ISTANBUL -- Tehran is in the beginning stages of turning Evin Prison, Iran's most notorious detention center, known for its brutal torture tactics and human rights abuses, into a public park, Tehran Mayor Mohammad Bagher Ghalibaf said last week, according to local news outlets.

It is not clear where the prisoners currently in the complex will be transferred.

Iranian political prisoners have been detained, interrogated, tortured and executed in Evin Prison, according to the International Campaign for Human Rights in Iran, an advocacy group. Some of the worst testimonies about torture at the prison have come out of three wards that Iran’s Intelligence Ministry and Armed Forces operate. Those wards are unmonitored by the Iranian judiciary.

The judiciary does, however, oversee all of the other wards in the prison.
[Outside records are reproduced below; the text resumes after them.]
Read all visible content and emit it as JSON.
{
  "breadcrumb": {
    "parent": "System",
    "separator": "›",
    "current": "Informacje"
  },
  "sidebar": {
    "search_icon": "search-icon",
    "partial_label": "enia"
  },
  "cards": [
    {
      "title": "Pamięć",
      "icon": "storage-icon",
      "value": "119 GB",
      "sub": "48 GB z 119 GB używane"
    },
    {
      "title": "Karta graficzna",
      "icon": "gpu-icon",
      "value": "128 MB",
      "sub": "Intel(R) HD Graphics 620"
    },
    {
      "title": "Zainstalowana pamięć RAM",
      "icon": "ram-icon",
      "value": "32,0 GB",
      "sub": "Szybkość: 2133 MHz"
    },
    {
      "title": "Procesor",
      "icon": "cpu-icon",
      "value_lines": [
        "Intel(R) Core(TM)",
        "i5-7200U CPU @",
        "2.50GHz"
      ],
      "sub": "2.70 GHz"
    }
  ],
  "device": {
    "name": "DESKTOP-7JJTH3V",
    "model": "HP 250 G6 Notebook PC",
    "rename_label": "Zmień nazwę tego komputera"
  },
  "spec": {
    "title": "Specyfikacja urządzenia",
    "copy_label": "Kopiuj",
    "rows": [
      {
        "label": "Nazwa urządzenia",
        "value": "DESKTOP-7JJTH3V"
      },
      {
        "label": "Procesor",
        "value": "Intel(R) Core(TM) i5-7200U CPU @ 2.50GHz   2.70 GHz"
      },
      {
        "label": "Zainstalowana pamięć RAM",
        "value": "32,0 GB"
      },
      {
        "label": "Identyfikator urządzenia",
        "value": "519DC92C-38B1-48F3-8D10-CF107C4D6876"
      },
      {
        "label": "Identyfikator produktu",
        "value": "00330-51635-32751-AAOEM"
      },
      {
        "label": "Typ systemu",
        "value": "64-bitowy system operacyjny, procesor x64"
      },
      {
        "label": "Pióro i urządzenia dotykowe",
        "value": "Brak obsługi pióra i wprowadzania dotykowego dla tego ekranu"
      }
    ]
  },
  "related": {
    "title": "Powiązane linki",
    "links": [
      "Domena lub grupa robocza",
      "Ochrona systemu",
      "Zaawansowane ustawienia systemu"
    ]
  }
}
Human rights organizations have urged the governing body to release information about investigations regarding regular torture and beatings.

Last year, a Human Rights Watch report said the judiciary was not releasing information about its investigations of individual officers committing human rights abuses.

“The Iran judiciary may be hoping that stonewalling will make the reports about mass beatings of prisoners go away, but the response is yet another damning indictment against a judiciary that has proven both unwilling and unable to administer justice,” said Joe Stork, deputy Middle East and North Africa director, in the report. “Judicial officials owe these men and their families at least an acknowledgment that those who ordered and carried out these beatings will be punished.”

Inmates at Ward 350 of Evin Prison endure brutal conditions: regular beatings, sexual harassment, even torture. The ward holds an increasing number of Iran's most prominent cyberactivists and intellectuals, including Soheil Arabi, a 30-year-old man arrested in 2013 and charged with sabb al-nabbi, or “insulting the prophet.” Arabi's charge stems from a reference to the Prophet Muhammad in a Facebook post. He found out in November his government is going to kill him. The country's Supreme Court upheld the death sentence handed down by a lower court.

Many Evin inmates were arrested for their activity online.

Leading human rights advocates say there has been a clear increase in the number of activists arrested, detained and tortured because of their work on social media, particularly on Facebook, since Iranian President Hassan Rouhani took office in August 2013. The detentions come as Iran's hard-liners struggle to keep tabs on a growing population that wants greater freedom of speech, a right Rouhani promised he would fight for when he was elected.